◆ ASSIGNMENT ◆
Output all entries verbatim. Skip pictures.

◆ RECORDS TO PROCESS ◆
※ ※ ※

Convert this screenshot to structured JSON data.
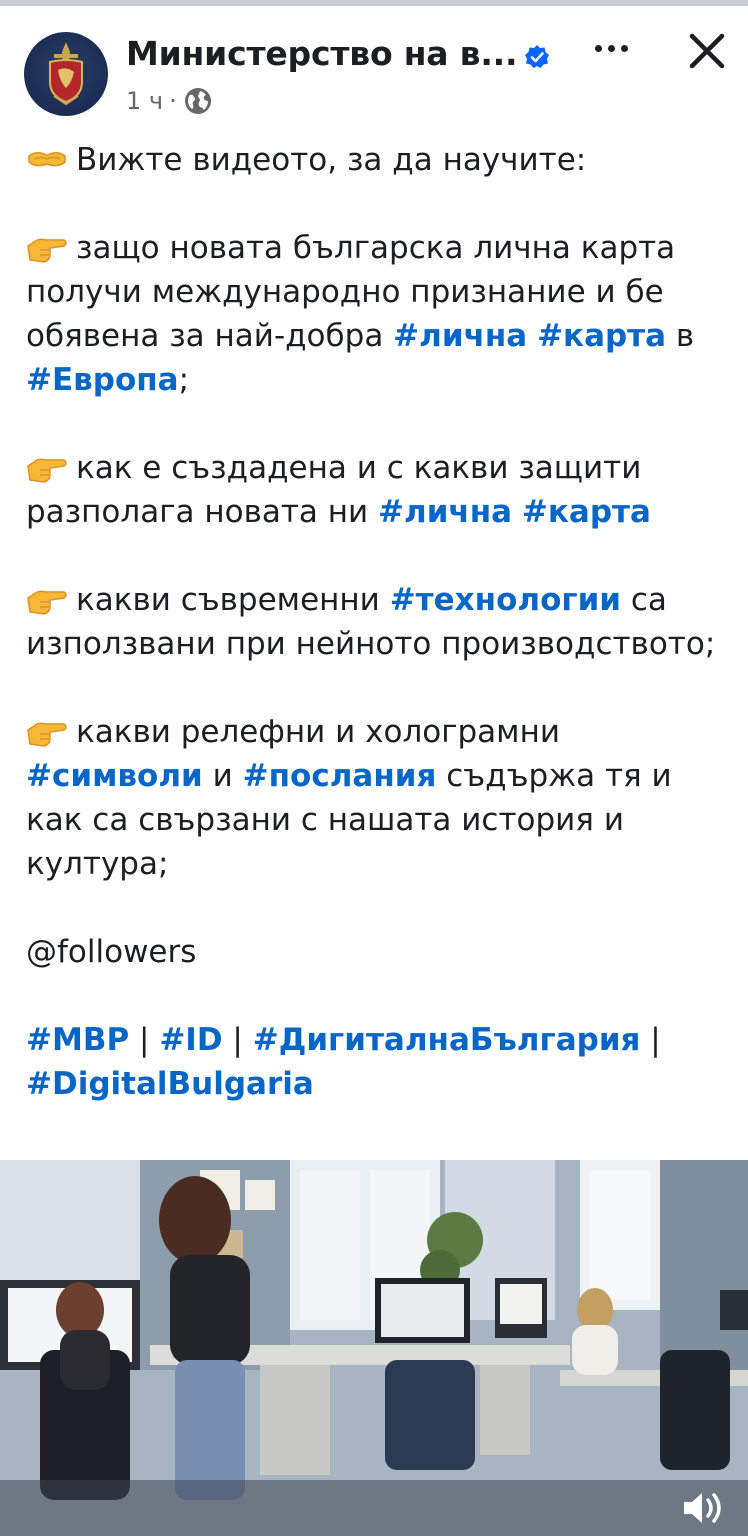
{
  "post": {
    "page_name": "Министерство на в...",
    "time": "1 ч",
    "separator": "·",
    "privacy_icon": "globe-icon",
    "verified_icon": "verified-badge-icon",
    "more_icon": "more-options-icon",
    "close_icon": "close-icon"
  },
  "text": {
    "intro": "Вижте видеото, за да научите:",
    "b1_a": "защо новата българска лична карта получи международно признание и бе обявена за най-добра ",
    "b1_tag1": "#лична",
    "b1_tag2": "#карта",
    "b1_mid": " в ",
    "b1_tag3": "#Европа",
    "b1_end": ";",
    "b2_a": "как е създадена и с какви защити разполага новата ни ",
    "b2_tag1": "#лична",
    "b2_tag2": "#карта",
    "b3_a": "какви съвременни ",
    "b3_tag1": "#технологии",
    "b3_b": " са използвани при нейното производството;",
    "b4_a": "какви релефни и холограмни ",
    "b4_tag1": "#символи",
    "b4_mid": " и ",
    "b4_tag2": "#послания",
    "b4_b": " съдържа тя и как са свързани с нашата история и култура;",
    "mention": "@followers",
    "tag_mvr": "#МВР",
    "tag_id": "#ID",
    "tag_digital_bg": "#ДигиталнаБългария",
    "tag_digital_bulgaria": "#DigitalBulgaria",
    "pipe": " | "
  },
  "icons": {
    "intro_emoji": "pointing-hands-emoji",
    "bullet_emoji": "backhand-index-pointing-right-emoji",
    "sound": "speaker-sound-icon"
  },
  "colors": {
    "hashtag": "#0866c6",
    "verified": "#0866ff",
    "secondary_text": "#65676b"
  }
}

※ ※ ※

◆ TASK RESULT ◆
Convert this screenshot to structured JSON data.
{
  "post": {
    "page_name": "Министерство на в...",
    "time": "1 ч",
    "separator": "·",
    "privacy_icon": "globe-icon",
    "verified_icon": "verified-badge-icon",
    "more_icon": "more-options-icon",
    "close_icon": "close-icon"
  },
  "text": {
    "intro": "Вижте видеото, за да научите:",
    "b1_a": "защо новата българска лична карта получи международно признание и бе обявена за най-добра ",
    "b1_tag1": "#лична",
    "b1_tag2": "#карта",
    "b1_mid": " в ",
    "b1_tag3": "#Европа",
    "b1_end": ";",
    "b2_a": "как е създадена и с какви защити разполага новата ни ",
    "b2_tag1": "#лична",
    "b2_tag2": "#карта",
    "b3_a": "какви съвременни ",
    "b3_tag1": "#технологии",
    "b3_b": " са използвани при нейното производството;",
    "b4_a": "какви релефни и холограмни ",
    "b4_tag1": "#символи",
    "b4_mid": " и ",
    "b4_tag2": "#послания",
    "b4_b": " съдържа тя и как са свързани с нашата история и култура;",
    "mention": "@followers",
    "tag_mvr": "#МВР",
    "tag_id": "#ID",
    "tag_digital_bg": "#ДигиталнаБългария",
    "tag_digital_bulgaria": "#DigitalBulgaria",
    "pipe": " | "
  },
  "icons": {
    "intro_emoji": "pointing-hands-emoji",
    "bullet_emoji": "backhand-index-pointing-right-emoji",
    "sound": "speaker-sound-icon"
  },
  "colors": {
    "hashtag": "#0866c6",
    "verified": "#0866ff",
    "secondary_text": "#65676b"
  }
}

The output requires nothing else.